**TASK INSTRUCTIONS**
Copy each line that contains the string "What", taking them from the material.

**DATA RECORDS**
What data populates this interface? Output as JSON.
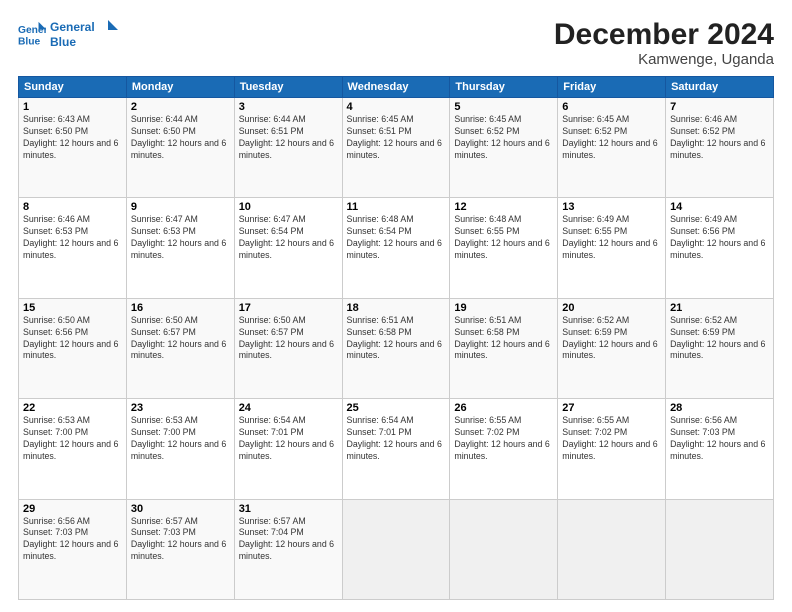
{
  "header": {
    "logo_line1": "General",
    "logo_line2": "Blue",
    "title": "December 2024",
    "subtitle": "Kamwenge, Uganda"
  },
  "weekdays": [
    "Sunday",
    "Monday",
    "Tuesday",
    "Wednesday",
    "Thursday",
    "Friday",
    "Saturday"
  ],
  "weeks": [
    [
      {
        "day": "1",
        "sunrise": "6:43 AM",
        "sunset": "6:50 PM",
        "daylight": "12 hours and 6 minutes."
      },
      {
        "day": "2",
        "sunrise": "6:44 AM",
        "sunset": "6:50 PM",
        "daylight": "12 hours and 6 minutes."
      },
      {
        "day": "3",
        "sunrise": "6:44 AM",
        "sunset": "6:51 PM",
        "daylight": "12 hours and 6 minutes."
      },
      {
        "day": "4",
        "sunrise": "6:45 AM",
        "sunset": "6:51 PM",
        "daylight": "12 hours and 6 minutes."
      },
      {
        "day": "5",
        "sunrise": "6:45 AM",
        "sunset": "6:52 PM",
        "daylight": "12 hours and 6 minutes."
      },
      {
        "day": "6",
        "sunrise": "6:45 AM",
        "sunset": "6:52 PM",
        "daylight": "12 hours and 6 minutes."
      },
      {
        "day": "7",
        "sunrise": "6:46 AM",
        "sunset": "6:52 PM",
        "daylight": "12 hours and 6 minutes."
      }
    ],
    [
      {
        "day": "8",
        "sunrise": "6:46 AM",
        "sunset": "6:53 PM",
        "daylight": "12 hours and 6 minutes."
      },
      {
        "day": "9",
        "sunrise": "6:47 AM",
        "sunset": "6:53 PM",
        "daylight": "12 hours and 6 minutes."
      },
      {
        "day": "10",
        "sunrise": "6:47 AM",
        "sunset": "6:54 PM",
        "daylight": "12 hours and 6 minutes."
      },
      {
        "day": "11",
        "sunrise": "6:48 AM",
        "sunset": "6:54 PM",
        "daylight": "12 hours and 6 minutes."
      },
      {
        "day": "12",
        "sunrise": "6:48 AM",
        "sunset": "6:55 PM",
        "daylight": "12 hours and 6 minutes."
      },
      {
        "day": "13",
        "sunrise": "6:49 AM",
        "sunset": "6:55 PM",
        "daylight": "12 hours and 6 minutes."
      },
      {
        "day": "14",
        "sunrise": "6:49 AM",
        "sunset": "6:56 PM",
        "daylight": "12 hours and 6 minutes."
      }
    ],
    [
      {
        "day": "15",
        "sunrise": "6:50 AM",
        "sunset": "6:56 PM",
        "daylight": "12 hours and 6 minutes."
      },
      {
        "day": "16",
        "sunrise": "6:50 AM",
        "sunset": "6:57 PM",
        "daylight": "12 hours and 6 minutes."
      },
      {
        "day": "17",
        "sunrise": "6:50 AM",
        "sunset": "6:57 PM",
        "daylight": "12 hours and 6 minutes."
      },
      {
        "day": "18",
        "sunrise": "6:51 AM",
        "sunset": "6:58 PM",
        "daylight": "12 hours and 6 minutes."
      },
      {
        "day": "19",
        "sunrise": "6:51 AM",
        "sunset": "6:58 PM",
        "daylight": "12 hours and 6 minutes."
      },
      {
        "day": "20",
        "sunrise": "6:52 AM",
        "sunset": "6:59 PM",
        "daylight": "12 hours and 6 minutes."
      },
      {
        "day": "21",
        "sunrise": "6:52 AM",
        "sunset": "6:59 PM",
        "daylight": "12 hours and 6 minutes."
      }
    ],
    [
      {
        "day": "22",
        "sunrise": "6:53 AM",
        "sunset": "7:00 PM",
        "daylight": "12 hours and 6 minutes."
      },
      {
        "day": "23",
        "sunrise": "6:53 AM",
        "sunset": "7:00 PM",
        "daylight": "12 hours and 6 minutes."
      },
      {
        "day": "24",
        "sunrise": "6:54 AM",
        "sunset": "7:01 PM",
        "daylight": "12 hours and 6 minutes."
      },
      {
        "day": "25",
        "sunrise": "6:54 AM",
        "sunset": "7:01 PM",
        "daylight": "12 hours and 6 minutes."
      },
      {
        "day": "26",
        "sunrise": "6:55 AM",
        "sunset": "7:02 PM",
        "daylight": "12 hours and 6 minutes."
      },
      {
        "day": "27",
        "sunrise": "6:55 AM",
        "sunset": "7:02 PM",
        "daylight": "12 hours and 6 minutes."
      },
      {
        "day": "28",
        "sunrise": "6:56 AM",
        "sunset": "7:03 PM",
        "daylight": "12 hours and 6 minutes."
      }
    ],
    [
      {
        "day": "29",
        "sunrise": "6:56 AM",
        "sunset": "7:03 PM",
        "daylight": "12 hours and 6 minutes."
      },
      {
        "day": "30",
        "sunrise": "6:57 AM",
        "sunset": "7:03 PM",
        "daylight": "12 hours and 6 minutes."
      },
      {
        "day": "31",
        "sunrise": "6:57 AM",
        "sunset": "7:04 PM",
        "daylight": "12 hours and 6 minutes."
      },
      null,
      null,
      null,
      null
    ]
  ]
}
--
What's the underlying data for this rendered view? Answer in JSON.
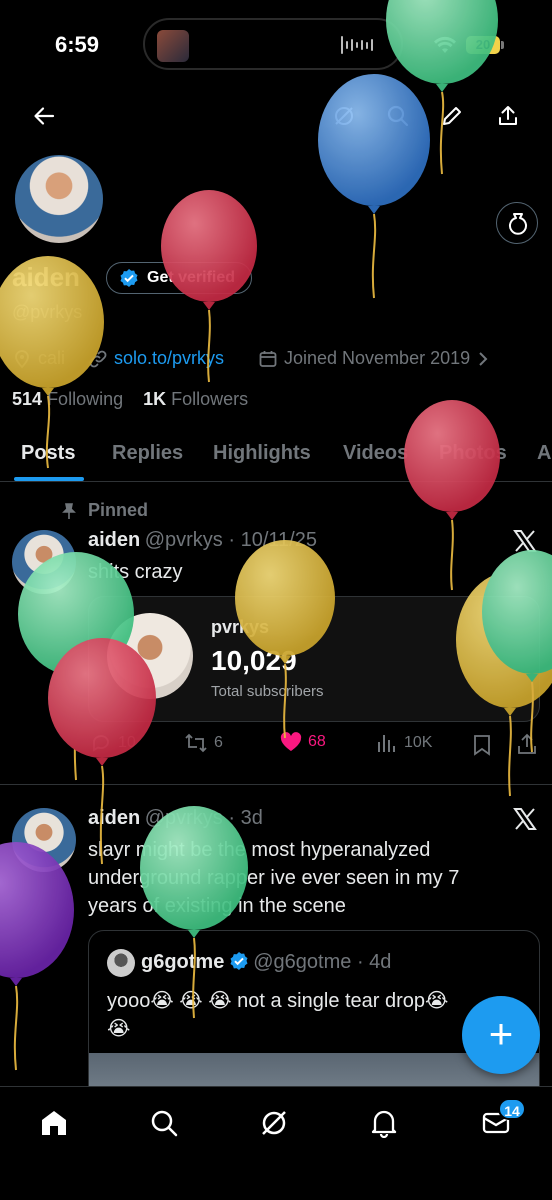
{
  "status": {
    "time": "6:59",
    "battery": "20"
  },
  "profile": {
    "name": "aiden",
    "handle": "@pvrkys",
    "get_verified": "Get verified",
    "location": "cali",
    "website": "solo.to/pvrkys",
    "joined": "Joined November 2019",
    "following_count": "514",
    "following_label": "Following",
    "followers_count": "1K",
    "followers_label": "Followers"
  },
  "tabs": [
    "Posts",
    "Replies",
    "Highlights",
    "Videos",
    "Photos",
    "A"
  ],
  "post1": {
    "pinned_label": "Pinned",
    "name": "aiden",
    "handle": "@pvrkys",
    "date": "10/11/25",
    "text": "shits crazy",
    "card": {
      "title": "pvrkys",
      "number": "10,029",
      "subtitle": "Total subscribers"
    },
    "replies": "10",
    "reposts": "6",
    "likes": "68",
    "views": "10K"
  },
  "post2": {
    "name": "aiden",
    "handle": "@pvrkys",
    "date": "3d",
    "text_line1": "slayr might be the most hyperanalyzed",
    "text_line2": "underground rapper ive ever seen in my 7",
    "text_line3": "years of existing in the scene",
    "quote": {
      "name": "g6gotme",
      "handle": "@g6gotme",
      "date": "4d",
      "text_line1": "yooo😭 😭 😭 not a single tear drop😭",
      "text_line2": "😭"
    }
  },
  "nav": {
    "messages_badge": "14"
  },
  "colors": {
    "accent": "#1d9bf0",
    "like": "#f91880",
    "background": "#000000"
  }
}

**SOLVED PROBLEM**
What data populates this interface? Output as JSON.
What's the underlying data for this rendered view? Answer in JSON.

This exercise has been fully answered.